[Start of section]
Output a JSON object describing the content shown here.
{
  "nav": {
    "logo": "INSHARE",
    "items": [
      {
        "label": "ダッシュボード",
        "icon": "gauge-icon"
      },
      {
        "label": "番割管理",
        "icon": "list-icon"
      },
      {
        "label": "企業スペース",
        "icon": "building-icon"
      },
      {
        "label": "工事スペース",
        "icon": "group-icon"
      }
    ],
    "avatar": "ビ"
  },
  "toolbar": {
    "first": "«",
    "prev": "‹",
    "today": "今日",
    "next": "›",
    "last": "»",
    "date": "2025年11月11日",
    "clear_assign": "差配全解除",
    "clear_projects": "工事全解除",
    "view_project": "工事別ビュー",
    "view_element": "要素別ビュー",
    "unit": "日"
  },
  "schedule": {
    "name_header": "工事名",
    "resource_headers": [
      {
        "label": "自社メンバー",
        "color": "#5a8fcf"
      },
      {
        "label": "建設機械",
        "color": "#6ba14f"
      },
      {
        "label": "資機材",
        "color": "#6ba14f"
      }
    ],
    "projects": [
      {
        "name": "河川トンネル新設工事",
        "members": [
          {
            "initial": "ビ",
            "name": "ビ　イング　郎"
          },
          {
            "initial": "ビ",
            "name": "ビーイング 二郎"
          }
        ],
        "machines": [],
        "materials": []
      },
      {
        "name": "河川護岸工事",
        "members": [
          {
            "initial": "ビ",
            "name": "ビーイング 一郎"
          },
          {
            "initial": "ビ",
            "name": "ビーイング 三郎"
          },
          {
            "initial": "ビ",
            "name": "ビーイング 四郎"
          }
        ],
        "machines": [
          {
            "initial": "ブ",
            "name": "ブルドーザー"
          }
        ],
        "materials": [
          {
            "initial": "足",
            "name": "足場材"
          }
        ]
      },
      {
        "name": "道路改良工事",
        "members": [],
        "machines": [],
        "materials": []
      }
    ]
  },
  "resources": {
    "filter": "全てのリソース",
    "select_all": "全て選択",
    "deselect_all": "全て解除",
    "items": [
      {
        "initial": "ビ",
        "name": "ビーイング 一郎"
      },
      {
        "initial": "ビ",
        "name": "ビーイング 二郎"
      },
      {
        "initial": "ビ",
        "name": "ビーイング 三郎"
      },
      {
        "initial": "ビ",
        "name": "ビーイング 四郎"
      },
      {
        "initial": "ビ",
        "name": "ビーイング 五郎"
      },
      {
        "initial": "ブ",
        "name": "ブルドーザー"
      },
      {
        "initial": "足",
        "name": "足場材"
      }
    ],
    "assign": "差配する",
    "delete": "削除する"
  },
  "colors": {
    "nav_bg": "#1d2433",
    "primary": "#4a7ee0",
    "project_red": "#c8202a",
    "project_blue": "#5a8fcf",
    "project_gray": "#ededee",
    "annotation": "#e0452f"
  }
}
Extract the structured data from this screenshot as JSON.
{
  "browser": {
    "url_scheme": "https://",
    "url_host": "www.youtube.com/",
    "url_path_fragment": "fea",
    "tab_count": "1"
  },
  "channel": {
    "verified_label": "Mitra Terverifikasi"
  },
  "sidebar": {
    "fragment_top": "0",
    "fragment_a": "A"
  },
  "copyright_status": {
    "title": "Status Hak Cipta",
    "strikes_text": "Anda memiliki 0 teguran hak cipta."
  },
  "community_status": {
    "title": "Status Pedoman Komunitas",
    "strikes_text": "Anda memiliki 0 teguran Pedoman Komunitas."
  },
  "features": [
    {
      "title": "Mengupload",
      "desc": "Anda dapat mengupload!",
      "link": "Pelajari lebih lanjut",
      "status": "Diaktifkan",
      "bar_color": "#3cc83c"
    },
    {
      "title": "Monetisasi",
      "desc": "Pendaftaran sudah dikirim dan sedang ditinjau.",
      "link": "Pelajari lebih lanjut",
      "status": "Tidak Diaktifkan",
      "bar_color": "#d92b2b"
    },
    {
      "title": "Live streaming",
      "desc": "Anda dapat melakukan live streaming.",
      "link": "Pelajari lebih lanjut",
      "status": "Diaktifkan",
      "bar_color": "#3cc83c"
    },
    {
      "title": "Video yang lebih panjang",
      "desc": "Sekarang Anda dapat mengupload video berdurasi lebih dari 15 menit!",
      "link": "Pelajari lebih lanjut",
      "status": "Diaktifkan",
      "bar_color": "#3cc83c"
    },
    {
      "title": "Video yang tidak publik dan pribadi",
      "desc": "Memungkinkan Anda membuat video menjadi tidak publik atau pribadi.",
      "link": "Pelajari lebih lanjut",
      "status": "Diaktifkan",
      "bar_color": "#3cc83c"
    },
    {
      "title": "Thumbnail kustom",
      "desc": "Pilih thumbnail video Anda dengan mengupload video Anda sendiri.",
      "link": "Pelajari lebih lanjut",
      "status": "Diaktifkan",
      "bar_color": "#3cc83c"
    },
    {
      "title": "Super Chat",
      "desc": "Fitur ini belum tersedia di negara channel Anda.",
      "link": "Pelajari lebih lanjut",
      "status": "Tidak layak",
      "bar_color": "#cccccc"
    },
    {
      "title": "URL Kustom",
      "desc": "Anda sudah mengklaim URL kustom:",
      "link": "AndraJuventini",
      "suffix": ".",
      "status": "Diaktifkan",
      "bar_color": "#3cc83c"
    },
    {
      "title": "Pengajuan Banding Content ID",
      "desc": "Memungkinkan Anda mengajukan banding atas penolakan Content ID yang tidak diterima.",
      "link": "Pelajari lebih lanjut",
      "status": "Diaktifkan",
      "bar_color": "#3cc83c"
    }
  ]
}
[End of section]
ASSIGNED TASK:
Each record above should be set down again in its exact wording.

RESPONSE BELOW:
Output a JSON object describing the content shown here.
{
  "nav": {
    "logo": "INSHARE",
    "items": [
      {
        "label": "ダッシュボード",
        "icon": "gauge-icon"
      },
      {
        "label": "番割管理",
        "icon": "list-icon"
      },
      {
        "label": "企業スペース",
        "icon": "building-icon"
      },
      {
        "label": "工事スペース",
        "icon": "group-icon"
      }
    ],
    "avatar": "ビ"
  },
  "toolbar": {
    "first": "«",
    "prev": "‹",
    "today": "今日",
    "next": "›",
    "last": "»",
    "date": "2025年11月11日",
    "clear_assign": "差配全解除",
    "clear_projects": "工事全解除",
    "view_project": "工事別ビュー",
    "view_element": "要素別ビュー",
    "unit": "日"
  },
  "schedule": {
    "name_header": "工事名",
    "resource_headers": [
      {
        "label": "自社メンバー",
        "color": "#5a8fcf"
      },
      {
        "label": "建設機械",
        "color": "#6ba14f"
      },
      {
        "label": "資機材",
        "color": "#6ba14f"
      }
    ],
    "projects": [
      {
        "name": "河川トンネル新設工事",
        "members": [
          {
            "initial": "ビ",
            "name": "ビ　イング　郎"
          },
          {
            "initial": "ビ",
            "name": "ビーイング 二郎"
          }
        ],
        "machines": [],
        "materials": []
      },
      {
        "name": "河川護岸工事",
        "members": [
          {
            "initial": "ビ",
            "name": "ビーイング 一郎"
          },
          {
            "initial": "ビ",
            "name": "ビーイング 三郎"
          },
          {
            "initial": "ビ",
            "name": "ビーイング 四郎"
          }
        ],
        "machines": [
          {
            "initial": "ブ",
            "name": "ブルドーザー"
          }
        ],
        "materials": [
          {
            "initial": "足",
            "name": "足場材"
          }
        ]
      },
      {
        "name": "道路改良工事",
        "members": [],
        "machines": [],
        "materials": []
      }
    ]
  },
  "resources": {
    "filter": "全てのリソース",
    "select_all": "全て選択",
    "deselect_all": "全て解除",
    "items": [
      {
        "initial": "ビ",
        "name": "ビーイング 一郎"
      },
      {
        "initial": "ビ",
        "name": "ビーイング 二郎"
      },
      {
        "initial": "ビ",
        "name": "ビーイング 三郎"
      },
      {
        "initial": "ビ",
        "name": "ビーイング 四郎"
      },
      {
        "initial": "ビ",
        "name": "ビーイング 五郎"
      },
      {
        "initial": "ブ",
        "name": "ブルドーザー"
      },
      {
        "initial": "足",
        "name": "足場材"
      }
    ],
    "assign": "差配する",
    "delete": "削除する"
  },
  "colors": {
    "nav_bg": "#1d2433",
    "primary": "#4a7ee0",
    "project_red": "#c8202a",
    "project_blue": "#5a8fcf",
    "project_gray": "#ededee",
    "annotation": "#e0452f"
  }
}
Extract the structured data from this screenshot as JSON.
{
  "browser": {
    "url_scheme": "https://",
    "url_host": "www.youtube.com/",
    "url_path_fragment": "fea",
    "tab_count": "1"
  },
  "channel": {
    "verified_label": "Mitra Terverifikasi"
  },
  "sidebar": {
    "fragment_top": "0",
    "fragment_a": "A"
  },
  "copyright_status": {
    "title": "Status Hak Cipta",
    "strikes_text": "Anda memiliki 0 teguran hak cipta."
  },
  "community_status": {
    "title": "Status Pedoman Komunitas",
    "strikes_text": "Anda memiliki 0 teguran Pedoman Komunitas."
  },
  "features": [
    {
      "title": "Mengupload",
      "desc": "Anda dapat mengupload!",
      "link": "Pelajari lebih lanjut",
      "status": "Diaktifkan",
      "bar_color": "#3cc83c"
    },
    {
      "title": "Monetisasi",
      "desc": "Pendaftaran sudah dikirim dan sedang ditinjau.",
      "link": "Pelajari lebih lanjut",
      "status": "Tidak Diaktifkan",
      "bar_color": "#d92b2b"
    },
    {
      "title": "Live streaming",
      "desc": "Anda dapat melakukan live streaming.",
      "link": "Pelajari lebih lanjut",
      "status": "Diaktifkan",
      "bar_color": "#3cc83c"
    },
    {
      "title": "Video yang lebih panjang",
      "desc": "Sekarang Anda dapat mengupload video berdurasi lebih dari 15 menit!",
      "link": "Pelajari lebih lanjut",
      "status": "Diaktifkan",
      "bar_color": "#3cc83c"
    },
    {
      "title": "Video yang tidak publik dan pribadi",
      "desc": "Memungkinkan Anda membuat video menjadi tidak publik atau pribadi.",
      "link": "Pelajari lebih lanjut",
      "status": "Diaktifkan",
      "bar_color": "#3cc83c"
    },
    {
      "title": "Thumbnail kustom",
      "desc": "Pilih thumbnail video Anda dengan mengupload video Anda sendiri.",
      "link": "Pelajari lebih lanjut",
      "status": "Diaktifkan",
      "bar_color": "#3cc83c"
    },
    {
      "title": "Super Chat",
      "desc": "Fitur ini belum tersedia di negara channel Anda.",
      "link": "Pelajari lebih lanjut",
      "status": "Tidak layak",
      "bar_color": "#cccccc"
    },
    {
      "title": "URL Kustom",
      "desc": "Anda sudah mengklaim URL kustom:",
      "link": "AndraJuventini",
      "suffix": ".",
      "status": "Diaktifkan",
      "bar_color": "#3cc83c"
    },
    {
      "title": "Pengajuan Banding Content ID",
      "desc": "Memungkinkan Anda mengajukan banding atas penolakan Content ID yang tidak diterima.",
      "link": "Pelajari lebih lanjut",
      "status": "Diaktifkan",
      "bar_color": "#3cc83c"
    }
  ]
}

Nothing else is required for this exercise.